So there’s something I’ve been noticing amongst the legions of internet age cynicism. The perception of small-talk as something that’s not only meaningless but also a manifestation of superficiality rampant in modern society. This attitude’s growth is closely linked to the ever-growing popularity of the introvert personality type-trait, which has become an all encompassing identifying point for some- leading them to hate on others for talking about the weather and what-not. This hatred is created through an ‘Us Vs. Them’ paradigm enforced in the tone of many of the articles on this subject.
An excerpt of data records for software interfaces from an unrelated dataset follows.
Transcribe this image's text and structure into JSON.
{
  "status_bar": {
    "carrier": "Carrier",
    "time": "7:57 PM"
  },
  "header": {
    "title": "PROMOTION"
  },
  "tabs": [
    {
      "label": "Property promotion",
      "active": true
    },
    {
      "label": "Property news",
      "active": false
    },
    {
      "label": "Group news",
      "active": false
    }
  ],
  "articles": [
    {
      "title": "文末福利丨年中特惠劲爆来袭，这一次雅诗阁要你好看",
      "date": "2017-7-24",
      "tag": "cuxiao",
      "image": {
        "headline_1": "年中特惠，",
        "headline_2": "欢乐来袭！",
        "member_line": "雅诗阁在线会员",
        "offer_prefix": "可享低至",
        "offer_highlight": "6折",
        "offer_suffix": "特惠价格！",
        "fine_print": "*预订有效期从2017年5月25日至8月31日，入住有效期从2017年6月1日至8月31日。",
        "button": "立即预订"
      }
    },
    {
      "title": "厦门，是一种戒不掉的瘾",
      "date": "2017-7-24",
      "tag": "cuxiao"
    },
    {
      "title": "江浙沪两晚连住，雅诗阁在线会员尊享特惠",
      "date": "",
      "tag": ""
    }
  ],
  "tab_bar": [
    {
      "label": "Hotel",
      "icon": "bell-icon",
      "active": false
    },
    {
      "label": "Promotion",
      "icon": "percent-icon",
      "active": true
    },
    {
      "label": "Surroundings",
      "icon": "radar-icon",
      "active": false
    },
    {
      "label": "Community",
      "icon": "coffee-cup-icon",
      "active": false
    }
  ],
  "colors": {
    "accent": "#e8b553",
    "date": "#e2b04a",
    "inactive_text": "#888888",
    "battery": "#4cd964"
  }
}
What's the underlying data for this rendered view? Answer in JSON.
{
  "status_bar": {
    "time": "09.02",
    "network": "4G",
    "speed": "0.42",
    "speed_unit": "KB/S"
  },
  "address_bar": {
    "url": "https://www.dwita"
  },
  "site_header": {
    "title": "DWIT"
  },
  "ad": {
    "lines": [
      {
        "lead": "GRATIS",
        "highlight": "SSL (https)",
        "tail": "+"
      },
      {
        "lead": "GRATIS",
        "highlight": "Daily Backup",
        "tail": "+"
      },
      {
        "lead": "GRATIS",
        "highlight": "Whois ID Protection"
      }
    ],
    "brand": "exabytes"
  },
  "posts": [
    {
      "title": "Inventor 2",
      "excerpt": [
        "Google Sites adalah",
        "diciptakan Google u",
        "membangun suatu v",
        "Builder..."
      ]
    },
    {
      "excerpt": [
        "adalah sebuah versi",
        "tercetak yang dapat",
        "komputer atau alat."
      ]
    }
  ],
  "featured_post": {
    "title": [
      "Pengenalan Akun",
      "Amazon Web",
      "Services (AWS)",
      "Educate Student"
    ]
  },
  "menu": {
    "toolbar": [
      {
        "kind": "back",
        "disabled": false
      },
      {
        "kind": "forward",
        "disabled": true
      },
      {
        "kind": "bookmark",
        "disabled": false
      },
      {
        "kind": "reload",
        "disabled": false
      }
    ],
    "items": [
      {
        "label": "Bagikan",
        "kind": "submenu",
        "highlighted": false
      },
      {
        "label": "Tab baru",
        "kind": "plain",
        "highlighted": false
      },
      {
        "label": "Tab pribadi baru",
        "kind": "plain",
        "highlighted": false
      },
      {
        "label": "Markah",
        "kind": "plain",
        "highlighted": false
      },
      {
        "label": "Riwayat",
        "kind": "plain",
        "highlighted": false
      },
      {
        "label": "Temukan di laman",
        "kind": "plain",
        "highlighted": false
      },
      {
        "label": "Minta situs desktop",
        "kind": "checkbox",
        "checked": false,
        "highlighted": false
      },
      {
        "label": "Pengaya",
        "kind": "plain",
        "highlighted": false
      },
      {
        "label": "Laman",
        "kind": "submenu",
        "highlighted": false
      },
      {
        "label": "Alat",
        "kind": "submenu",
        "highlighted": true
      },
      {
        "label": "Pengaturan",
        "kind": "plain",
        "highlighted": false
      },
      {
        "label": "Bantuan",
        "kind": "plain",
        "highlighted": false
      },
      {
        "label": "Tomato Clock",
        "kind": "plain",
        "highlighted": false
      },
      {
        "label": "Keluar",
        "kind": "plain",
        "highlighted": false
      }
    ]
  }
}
In such articles it’s as though extraverts are a whole different class of people who don’t crave meaning in their lives, who don’t feel the need for powerful human connection and whose level of processing power is limited to realising that Dunkaroos are kangaroos that you dunk. Additionally, everything comes easy to extraverts, they probably were the popular kids in high-school, who bullied and listened to ‘silly pop music’ that ‘doesn’t mean anything’ whilst introverts are cursed with a search for meaning in life that can’t possibly be filled by the humdrum of the superficial world.
Firstly, I’d like to call some bullshit on this hella simplistic way of viewing personality theory. There are several ways of viewing the introversion/extraversion dynamic. Raymond Cattel’s 16 personal factor theory use it as a grouping variable for other qualitative data, the Big-Five personality traits use extraversion as a scale of low-high and the original usage by Carl Jung has extraversion as an outgoing personality trait. The only major theories which get close to setting up an extraversion-introversion binary are Myers-Briggs Type Indicator and Hans Eyesenck’s model of personality. Eyesenck however uses the trait as a cognitive measure, using the two terms (Extraversion and Neurotocism) to highlight differences in cognitive processes whilst the Myer’s- Brigg’s paradigm seems to extend upon a difference between attitudes and energy. Basically, there are a lot of scientific ways to think about introversion and I think we do ourselves a disservice when we remove the complexity and history of personality theory in favour of having a personality trait that sets up barriers between people.
Secondly, I just wanna throw some love out there for small talk which I believe has come under unfair scrutiny as being “fake and meaningless”. Now I don’t like small-talk because it’s particularly exciting (which it isn’t) or because it’s an important staple of a communicative society (which it is), I like small talk because I think it’s kinda beautiful.
In many ways I could be easily classified as an introvert, I am at least on the introversion side of the spectrum based off of heaps of the online quizzes readily available to those wishing to hear who they are. Additionally, there are many other ways I can be aligned with the popular definition of introversion. I get tired when I talk to people too much, I’m too afraid to ask for straws at cafe’s in case they yell at me for not drinking my milkshake straight from the glass like a real man and I genuinely prefer staying inside watching some lame cartoons as opposed to going outside to clubs, bars and wherever else my fellow millennials are hanging out these days. Talking to people about most things is really difficult – y’know what’s really easy though? Talking about how bright that sun has gotten, about how cool that dog looks and how good the day has been (even if it hasn’t been). It’s easy because it’s never going to get too intense, and there are many social schemas in place that are quite simple to follow, meaning that each time I engage in small-talk I can be assured that it’s a social interaction that I will not screw up.
Being good at small talk and enjoying small talk are positively correlated, which is why I encourage everyone who finds it tiresome or boring to maybe work on it or see it as a necessary skill rather than a needless intermission in their busy lives. However, there is a difference between being good at these conversations and genuinely getting a kick out of them. My personal enjoyment for small-talk stems from a conflicted desire to relate and connect with others but an inability to do so. I kinda have a lot of love to give, I wanna tell everyone I see that I think that they’re the best and I hope they can reach their full potential as human beings. I can’t actually do that though, it’s both outside my capabilities as a communicator and it’s kinda weird to say those kinds of things to strangers. I’d love to immediately dive into deep and meaningful conversations with people where we discuss all things that matter, but first I’d like to feel comfortable around people and small-talk is the necessary step we take towards those conversations which change lives and cement relationships.
Small-talk connects people in ways that I don’t believe are honoured enough. We struggle through life, we trudge through the days trying to sort out our own problems whilst also trying to make the world a better place. We rarely get release or validation for our own experience because it’s often hard to relate with others who either you don’t trust enough or who won’t understand. Everyone relates to the weather though, the business of the day, the traffic, or a movie that’s out in cinemas. Small-talk is the great equaliser, it grounds you and reminds you that you have common ground with your fellow community, it’s a great way to develop conversational skills and it’s the magical chance to relate to someone else no matter how different they are to you. Passing it off as superficial or something that introverts can’t possibly stoop to is neglecting both why it’s necessary in society and how it connects people who would otherwise remain separated.